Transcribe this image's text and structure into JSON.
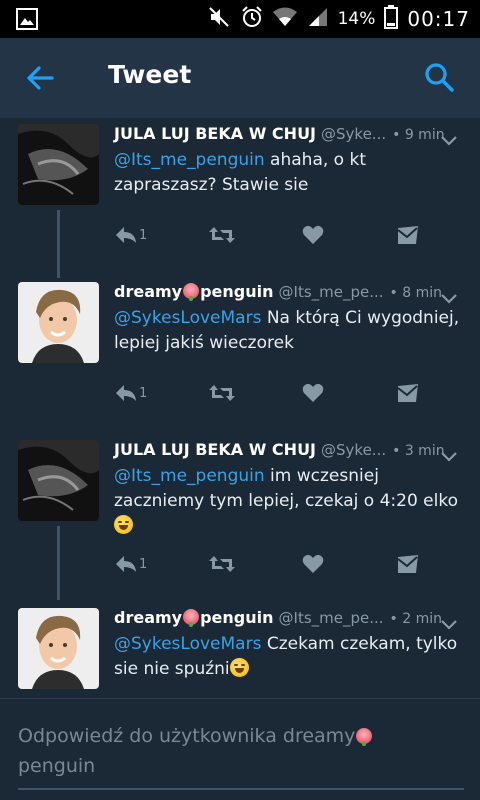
{
  "status_bar": {
    "battery_percent": "14%",
    "clock": "00:17",
    "icons": [
      "gallery-icon",
      "mute-icon",
      "alarm-icon",
      "wifi-icon",
      "signal-icon",
      "battery-icon"
    ]
  },
  "app_bar": {
    "title": "Tweet",
    "back_icon": "arrow-left-icon",
    "search_icon": "search-icon",
    "accent": "#1da1f2"
  },
  "tweets": [
    {
      "name": "JULA LUJ BEKA W CHUJ",
      "handle": "@Syke...",
      "time": "• 9 min",
      "mention": "@Its_me_penguin",
      "text": " ahaha, o kt zapraszasz? Stawie sie",
      "reply_count": "1",
      "avatar": "dark-photo"
    },
    {
      "name_pre": "dreamy",
      "name_post": "penguin",
      "handle": "@Its_me_pe...",
      "time": "• 8 min",
      "mention": "@SykesLoveMars",
      "text": " Na którą Ci wygodniej, lepiej jakiś wieczorek",
      "reply_count": "1",
      "avatar": "boy-photo"
    },
    {
      "name": "JULA LUJ BEKA W CHUJ",
      "handle": "@Syke...",
      "time": "• 3 min",
      "mention": "@Its_me_penguin",
      "text": " im wczesniej zaczniemy tym lepiej, czekaj o 4:20 elko",
      "reply_count": "1",
      "avatar": "dark-photo"
    },
    {
      "name_pre": "dreamy",
      "name_post": "penguin",
      "handle": "@Its_me_pe...",
      "time": "• 2 min",
      "mention": "@SykesLoveMars",
      "text": " Czekam czekam, tylko sie nie spuźni",
      "reply_count": "",
      "avatar": "boy-photo"
    }
  ],
  "reply_box": {
    "placeholder_pre": "Odpowiedź do użytkownika dreamy",
    "placeholder_post": "penguin"
  },
  "colors": {
    "background": "#1b2836",
    "app_bar": "#243447",
    "mention": "#3aa3e6",
    "muted": "#8899a6"
  }
}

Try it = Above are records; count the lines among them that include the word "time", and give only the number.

Output for this task = 4